**Exercise objective**
Because the copy must hold no pictures, return the data below with all of its words intact.

**Input records**
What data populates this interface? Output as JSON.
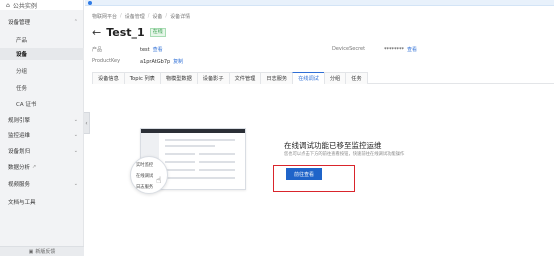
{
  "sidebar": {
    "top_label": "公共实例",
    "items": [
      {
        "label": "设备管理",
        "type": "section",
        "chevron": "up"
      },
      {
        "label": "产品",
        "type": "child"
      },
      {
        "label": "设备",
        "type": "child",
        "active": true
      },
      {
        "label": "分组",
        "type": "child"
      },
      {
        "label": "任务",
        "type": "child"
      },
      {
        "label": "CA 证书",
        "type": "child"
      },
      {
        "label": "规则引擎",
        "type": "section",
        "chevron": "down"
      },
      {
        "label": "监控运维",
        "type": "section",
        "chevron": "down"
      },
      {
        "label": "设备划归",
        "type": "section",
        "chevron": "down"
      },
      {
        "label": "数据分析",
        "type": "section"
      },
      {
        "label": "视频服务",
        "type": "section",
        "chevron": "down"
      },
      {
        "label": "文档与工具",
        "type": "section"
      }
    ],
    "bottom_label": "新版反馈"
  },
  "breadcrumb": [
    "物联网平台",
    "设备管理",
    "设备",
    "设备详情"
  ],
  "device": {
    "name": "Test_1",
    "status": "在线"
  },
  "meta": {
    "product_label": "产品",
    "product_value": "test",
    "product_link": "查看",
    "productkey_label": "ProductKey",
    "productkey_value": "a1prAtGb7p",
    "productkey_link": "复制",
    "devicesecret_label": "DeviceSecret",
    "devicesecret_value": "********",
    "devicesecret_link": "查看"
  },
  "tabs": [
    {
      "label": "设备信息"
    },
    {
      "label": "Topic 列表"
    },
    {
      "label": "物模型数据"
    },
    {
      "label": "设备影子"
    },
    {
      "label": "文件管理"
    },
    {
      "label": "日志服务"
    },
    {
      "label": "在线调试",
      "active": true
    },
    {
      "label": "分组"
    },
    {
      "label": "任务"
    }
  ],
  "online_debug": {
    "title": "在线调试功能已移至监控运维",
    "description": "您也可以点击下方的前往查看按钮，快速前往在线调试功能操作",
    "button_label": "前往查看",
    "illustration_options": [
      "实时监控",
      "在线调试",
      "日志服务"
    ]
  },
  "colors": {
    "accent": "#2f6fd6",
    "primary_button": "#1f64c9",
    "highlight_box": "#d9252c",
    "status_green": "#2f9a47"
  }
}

**Written solution**
What data populates this interface? Output as JSON.
{
  "sidebar": {
    "top_label": "公共实例",
    "items": [
      {
        "label": "设备管理",
        "type": "section",
        "chevron": "up"
      },
      {
        "label": "产品",
        "type": "child"
      },
      {
        "label": "设备",
        "type": "child",
        "active": true
      },
      {
        "label": "分组",
        "type": "child"
      },
      {
        "label": "任务",
        "type": "child"
      },
      {
        "label": "CA 证书",
        "type": "child"
      },
      {
        "label": "规则引擎",
        "type": "section",
        "chevron": "down"
      },
      {
        "label": "监控运维",
        "type": "section",
        "chevron": "down"
      },
      {
        "label": "设备划归",
        "type": "section",
        "chevron": "down"
      },
      {
        "label": "数据分析",
        "type": "section"
      },
      {
        "label": "视频服务",
        "type": "section",
        "chevron": "down"
      },
      {
        "label": "文档与工具",
        "type": "section"
      }
    ],
    "bottom_label": "新版反馈"
  },
  "breadcrumb": [
    "物联网平台",
    "设备管理",
    "设备",
    "设备详情"
  ],
  "device": {
    "name": "Test_1",
    "status": "在线"
  },
  "meta": {
    "product_label": "产品",
    "product_value": "test",
    "product_link": "查看",
    "productkey_label": "ProductKey",
    "productkey_value": "a1prAtGb7p",
    "productkey_link": "复制",
    "devicesecret_label": "DeviceSecret",
    "devicesecret_value": "********",
    "devicesecret_link": "查看"
  },
  "tabs": [
    {
      "label": "设备信息"
    },
    {
      "label": "Topic 列表"
    },
    {
      "label": "物模型数据"
    },
    {
      "label": "设备影子"
    },
    {
      "label": "文件管理"
    },
    {
      "label": "日志服务"
    },
    {
      "label": "在线调试",
      "active": true
    },
    {
      "label": "分组"
    },
    {
      "label": "任务"
    }
  ],
  "online_debug": {
    "title": "在线调试功能已移至监控运维",
    "description": "您也可以点击下方的前往查看按钮，快速前往在线调试功能操作",
    "button_label": "前往查看",
    "illustration_options": [
      "实时监控",
      "在线调试",
      "日志服务"
    ]
  },
  "colors": {
    "accent": "#2f6fd6",
    "primary_button": "#1f64c9",
    "highlight_box": "#d9252c",
    "status_green": "#2f9a47"
  }
}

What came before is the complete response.